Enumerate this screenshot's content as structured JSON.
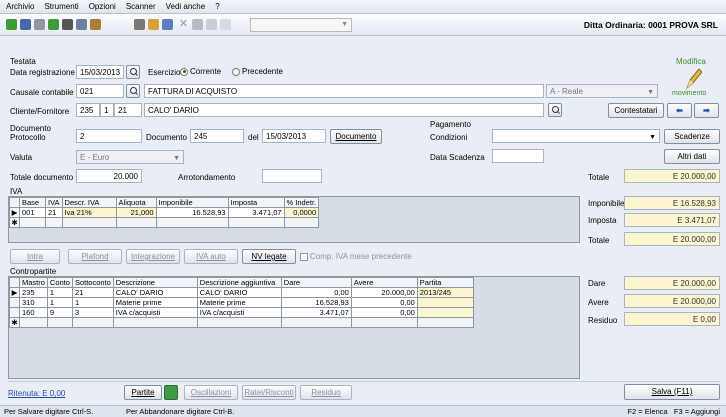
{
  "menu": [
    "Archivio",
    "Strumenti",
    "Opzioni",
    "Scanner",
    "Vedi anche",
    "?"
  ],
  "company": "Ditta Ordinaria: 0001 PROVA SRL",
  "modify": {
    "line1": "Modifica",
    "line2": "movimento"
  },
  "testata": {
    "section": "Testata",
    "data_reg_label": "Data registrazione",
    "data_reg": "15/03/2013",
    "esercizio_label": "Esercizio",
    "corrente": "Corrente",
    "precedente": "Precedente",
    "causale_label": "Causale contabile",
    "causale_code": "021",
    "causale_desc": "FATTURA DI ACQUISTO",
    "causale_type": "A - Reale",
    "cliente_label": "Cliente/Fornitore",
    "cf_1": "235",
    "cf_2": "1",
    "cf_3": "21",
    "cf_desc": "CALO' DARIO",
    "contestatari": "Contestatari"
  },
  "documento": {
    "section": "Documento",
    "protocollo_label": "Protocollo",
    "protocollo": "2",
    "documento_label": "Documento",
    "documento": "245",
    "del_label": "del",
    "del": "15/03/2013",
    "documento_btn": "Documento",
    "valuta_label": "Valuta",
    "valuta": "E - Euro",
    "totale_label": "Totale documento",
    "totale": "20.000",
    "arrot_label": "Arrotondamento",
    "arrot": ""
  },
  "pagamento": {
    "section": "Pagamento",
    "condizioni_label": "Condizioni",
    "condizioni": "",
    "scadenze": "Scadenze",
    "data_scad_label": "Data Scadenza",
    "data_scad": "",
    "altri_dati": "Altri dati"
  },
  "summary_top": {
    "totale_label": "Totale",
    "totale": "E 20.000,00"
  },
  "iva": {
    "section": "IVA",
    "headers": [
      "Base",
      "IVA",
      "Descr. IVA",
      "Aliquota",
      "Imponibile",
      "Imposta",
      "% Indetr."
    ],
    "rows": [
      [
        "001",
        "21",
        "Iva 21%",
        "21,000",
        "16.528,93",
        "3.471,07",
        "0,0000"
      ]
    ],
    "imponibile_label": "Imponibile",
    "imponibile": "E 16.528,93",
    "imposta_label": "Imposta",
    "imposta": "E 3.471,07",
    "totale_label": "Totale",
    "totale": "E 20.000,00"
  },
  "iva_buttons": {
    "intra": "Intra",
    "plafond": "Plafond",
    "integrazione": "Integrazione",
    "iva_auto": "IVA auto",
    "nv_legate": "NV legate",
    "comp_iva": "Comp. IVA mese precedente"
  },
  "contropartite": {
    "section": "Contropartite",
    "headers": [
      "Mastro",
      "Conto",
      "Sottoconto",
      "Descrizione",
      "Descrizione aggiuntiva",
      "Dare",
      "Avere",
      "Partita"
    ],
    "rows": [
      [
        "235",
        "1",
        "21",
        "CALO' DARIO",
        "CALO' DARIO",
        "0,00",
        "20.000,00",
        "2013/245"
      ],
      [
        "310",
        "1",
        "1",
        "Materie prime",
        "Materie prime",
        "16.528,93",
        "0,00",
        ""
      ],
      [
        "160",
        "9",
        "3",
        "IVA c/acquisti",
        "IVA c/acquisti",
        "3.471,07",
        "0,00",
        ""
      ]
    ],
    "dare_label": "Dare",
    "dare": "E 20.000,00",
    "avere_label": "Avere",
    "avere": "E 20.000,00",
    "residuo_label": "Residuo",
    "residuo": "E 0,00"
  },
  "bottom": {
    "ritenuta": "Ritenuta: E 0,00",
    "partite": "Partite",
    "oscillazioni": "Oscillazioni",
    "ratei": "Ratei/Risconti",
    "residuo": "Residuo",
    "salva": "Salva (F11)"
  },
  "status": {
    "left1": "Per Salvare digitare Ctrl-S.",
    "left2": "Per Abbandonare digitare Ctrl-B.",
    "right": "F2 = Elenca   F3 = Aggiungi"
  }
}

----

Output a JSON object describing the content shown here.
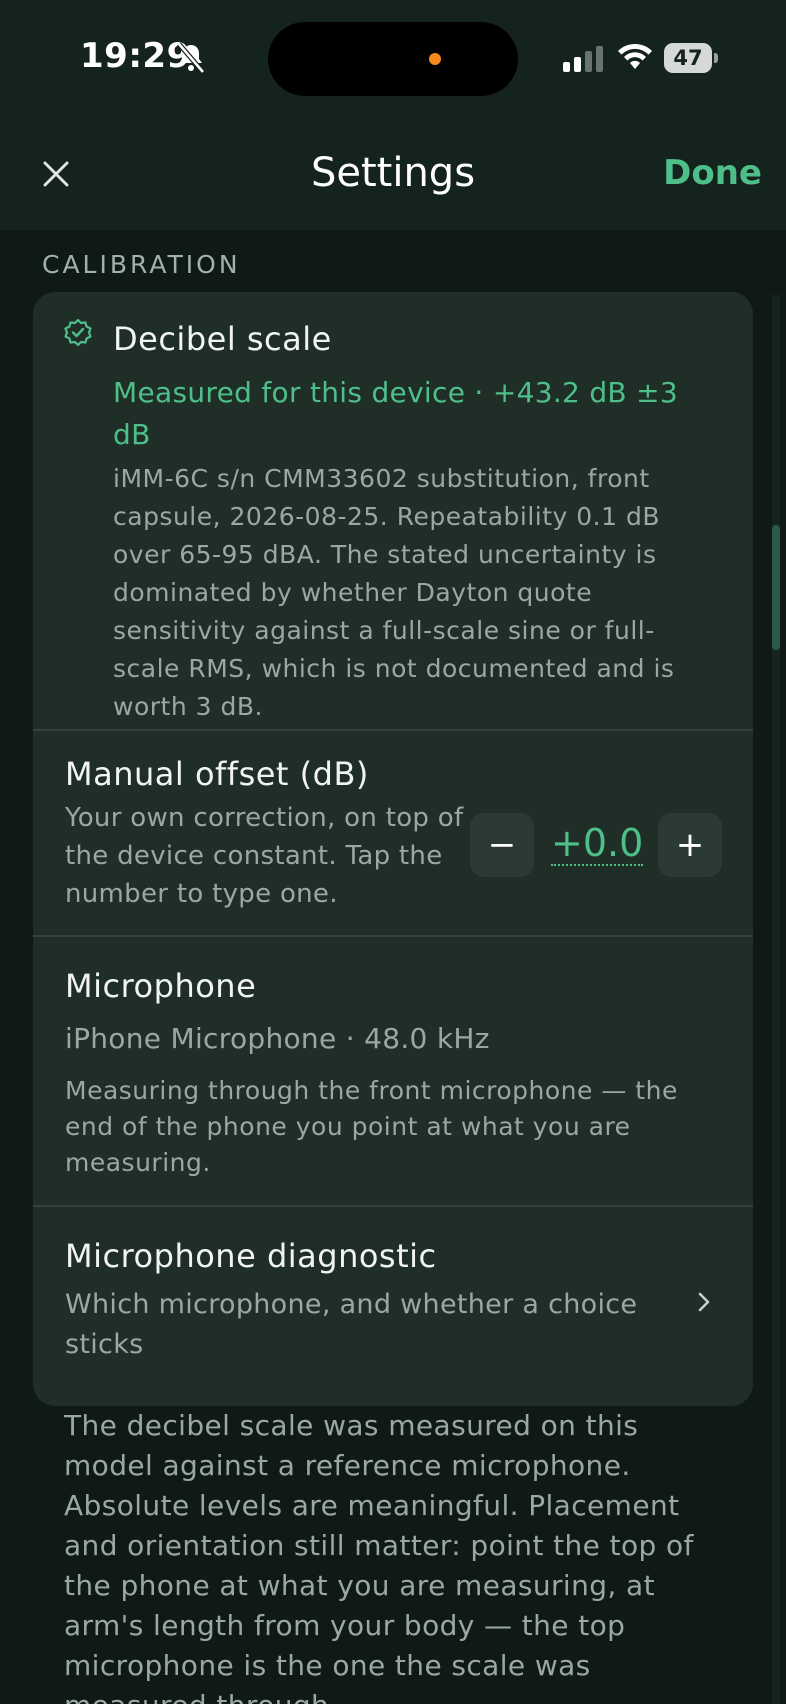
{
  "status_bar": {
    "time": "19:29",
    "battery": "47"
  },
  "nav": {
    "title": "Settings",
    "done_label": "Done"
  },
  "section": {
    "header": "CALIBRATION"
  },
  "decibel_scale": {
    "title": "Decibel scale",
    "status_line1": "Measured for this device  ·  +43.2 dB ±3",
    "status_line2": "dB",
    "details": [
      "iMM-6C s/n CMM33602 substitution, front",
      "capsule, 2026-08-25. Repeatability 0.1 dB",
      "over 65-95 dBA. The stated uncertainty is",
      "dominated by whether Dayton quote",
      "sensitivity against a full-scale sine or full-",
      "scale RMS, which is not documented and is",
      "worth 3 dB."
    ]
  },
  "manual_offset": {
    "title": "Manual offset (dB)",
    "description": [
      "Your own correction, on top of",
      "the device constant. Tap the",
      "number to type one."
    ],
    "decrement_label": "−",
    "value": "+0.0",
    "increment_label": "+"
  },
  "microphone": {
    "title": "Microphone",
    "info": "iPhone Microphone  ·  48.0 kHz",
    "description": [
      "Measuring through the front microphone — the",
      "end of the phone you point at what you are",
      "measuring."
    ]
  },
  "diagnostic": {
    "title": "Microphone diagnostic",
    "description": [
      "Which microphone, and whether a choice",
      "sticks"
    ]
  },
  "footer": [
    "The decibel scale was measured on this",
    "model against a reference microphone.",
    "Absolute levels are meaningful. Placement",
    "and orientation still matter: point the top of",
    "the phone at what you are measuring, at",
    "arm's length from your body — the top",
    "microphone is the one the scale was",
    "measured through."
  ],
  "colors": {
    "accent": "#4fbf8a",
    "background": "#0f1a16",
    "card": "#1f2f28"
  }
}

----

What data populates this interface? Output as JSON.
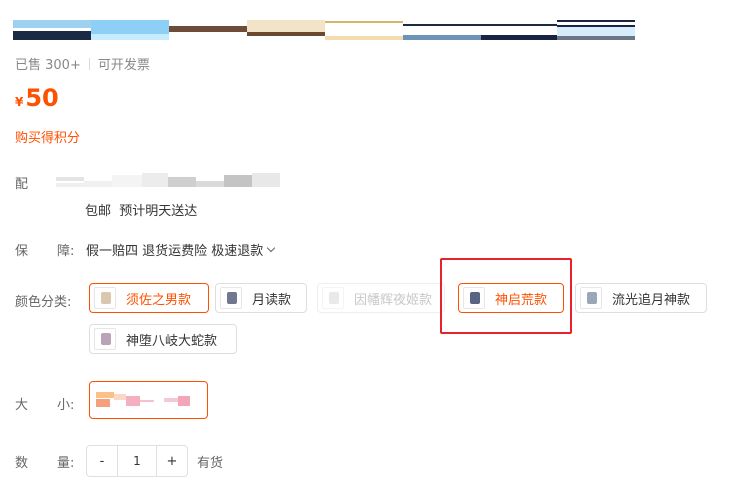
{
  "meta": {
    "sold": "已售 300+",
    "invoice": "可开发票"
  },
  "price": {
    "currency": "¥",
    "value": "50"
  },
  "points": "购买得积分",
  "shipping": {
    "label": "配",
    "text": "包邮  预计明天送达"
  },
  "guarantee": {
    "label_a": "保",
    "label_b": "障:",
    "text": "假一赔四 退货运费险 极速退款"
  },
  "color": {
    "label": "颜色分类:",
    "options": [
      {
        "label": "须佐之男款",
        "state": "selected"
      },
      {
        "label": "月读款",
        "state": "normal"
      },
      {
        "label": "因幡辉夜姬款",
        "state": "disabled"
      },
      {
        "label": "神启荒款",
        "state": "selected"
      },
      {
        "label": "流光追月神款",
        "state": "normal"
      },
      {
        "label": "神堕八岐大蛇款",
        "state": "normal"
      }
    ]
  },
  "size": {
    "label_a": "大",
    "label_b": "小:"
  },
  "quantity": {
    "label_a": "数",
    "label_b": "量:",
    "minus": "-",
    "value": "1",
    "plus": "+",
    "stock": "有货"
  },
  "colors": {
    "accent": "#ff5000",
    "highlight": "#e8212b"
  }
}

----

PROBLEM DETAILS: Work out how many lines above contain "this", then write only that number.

WRITTEN ANSWER: 4